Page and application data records
○ ○ ○ ○
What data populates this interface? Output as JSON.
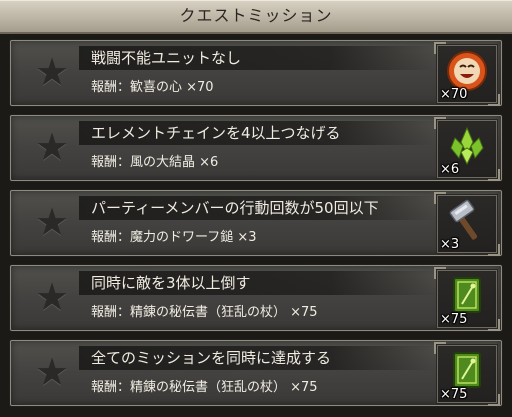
{
  "header": {
    "title": "クエストミッション"
  },
  "missions": [
    {
      "name": "戦闘不能ユニットなし",
      "reward": "報酬：歓喜の心 ×70",
      "qty": "×70",
      "icon": "smiling-face-orb-icon",
      "achieved": false
    },
    {
      "name": "エレメントチェインを4以上つなげる",
      "reward": "報酬：風の大結晶 ×6",
      "qty": "×6",
      "icon": "green-wind-crystal-icon",
      "achieved": false
    },
    {
      "name": "パーティーメンバーの行動回数が50回以下",
      "reward": "報酬：魔力のドワーフ鎚 ×3",
      "qty": "×3",
      "icon": "dwarf-hammer-icon",
      "achieved": false
    },
    {
      "name": "同時に敵を3体以上倒す",
      "reward": "報酬：精錬の秘伝書（狂乱の杖） ×75",
      "qty": "×75",
      "icon": "green-secret-book-icon",
      "achieved": false
    },
    {
      "name": "全てのミッションを同時に達成する",
      "reward": "報酬：精錬の秘伝書（狂乱の杖） ×75",
      "qty": "×75",
      "icon": "green-secret-book-icon",
      "achieved": false
    }
  ],
  "colors": {
    "panel": "#434240",
    "text": "#f0ece2",
    "header": "#bdb6a6"
  }
}
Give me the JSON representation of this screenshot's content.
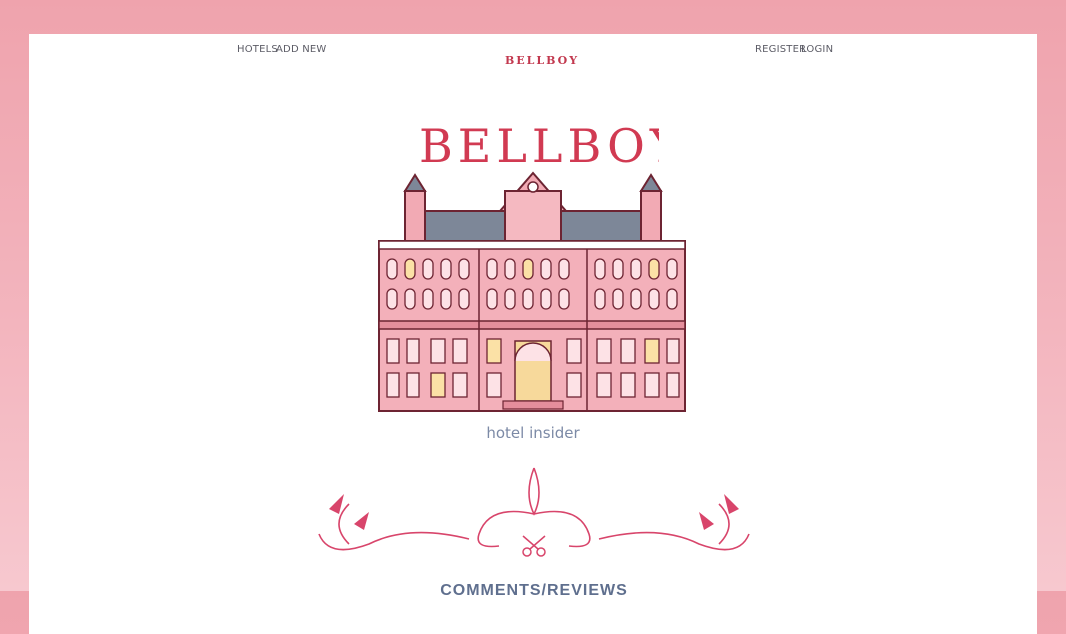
{
  "nav": {
    "hotels": "HOTELS",
    "add_new": "ADD NEW",
    "brand": "BELLBOY",
    "register": "REGISTER",
    "login": "LOGIN"
  },
  "hero": {
    "title": "BELLBOY",
    "tagline": "hotel insider"
  },
  "section": {
    "title": "COMMENTS/REVIEWS"
  },
  "colors": {
    "background": "#efa3ad",
    "brand": "#d13a52",
    "tagline": "#7c8aa6",
    "nav_text": "#5c5c66"
  }
}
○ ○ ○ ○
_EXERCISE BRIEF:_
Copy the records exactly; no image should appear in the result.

_YOUR SOLUTION:_
What data populates this interface? Output as JSON.
{
  "header": {
    "title": "クエストミッション"
  },
  "missions": [
    {
      "name": "戦闘不能ユニットなし",
      "reward": "報酬：歓喜の心 ×70",
      "qty": "×70",
      "icon": "smiling-face-orb-icon",
      "achieved": false
    },
    {
      "name": "エレメントチェインを4以上つなげる",
      "reward": "報酬：風の大結晶 ×6",
      "qty": "×6",
      "icon": "green-wind-crystal-icon",
      "achieved": false
    },
    {
      "name": "パーティーメンバーの行動回数が50回以下",
      "reward": "報酬：魔力のドワーフ鎚 ×3",
      "qty": "×3",
      "icon": "dwarf-hammer-icon",
      "achieved": false
    },
    {
      "name": "同時に敵を3体以上倒す",
      "reward": "報酬：精錬の秘伝書（狂乱の杖） ×75",
      "qty": "×75",
      "icon": "green-secret-book-icon",
      "achieved": false
    },
    {
      "name": "全てのミッションを同時に達成する",
      "reward": "報酬：精錬の秘伝書（狂乱の杖） ×75",
      "qty": "×75",
      "icon": "green-secret-book-icon",
      "achieved": false
    }
  ],
  "colors": {
    "panel": "#434240",
    "text": "#f0ece2",
    "header": "#bdb6a6"
  }
}
Give me the JSON representation of this screenshot's content.
{
  "nav": {
    "hotels": "HOTELS",
    "add_new": "ADD NEW",
    "brand": "BELLBOY",
    "register": "REGISTER",
    "login": "LOGIN"
  },
  "hero": {
    "title": "BELLBOY",
    "tagline": "hotel insider"
  },
  "section": {
    "title": "COMMENTS/REVIEWS"
  },
  "colors": {
    "background": "#efa3ad",
    "brand": "#d13a52",
    "tagline": "#7c8aa6",
    "nav_text": "#5c5c66"
  }
}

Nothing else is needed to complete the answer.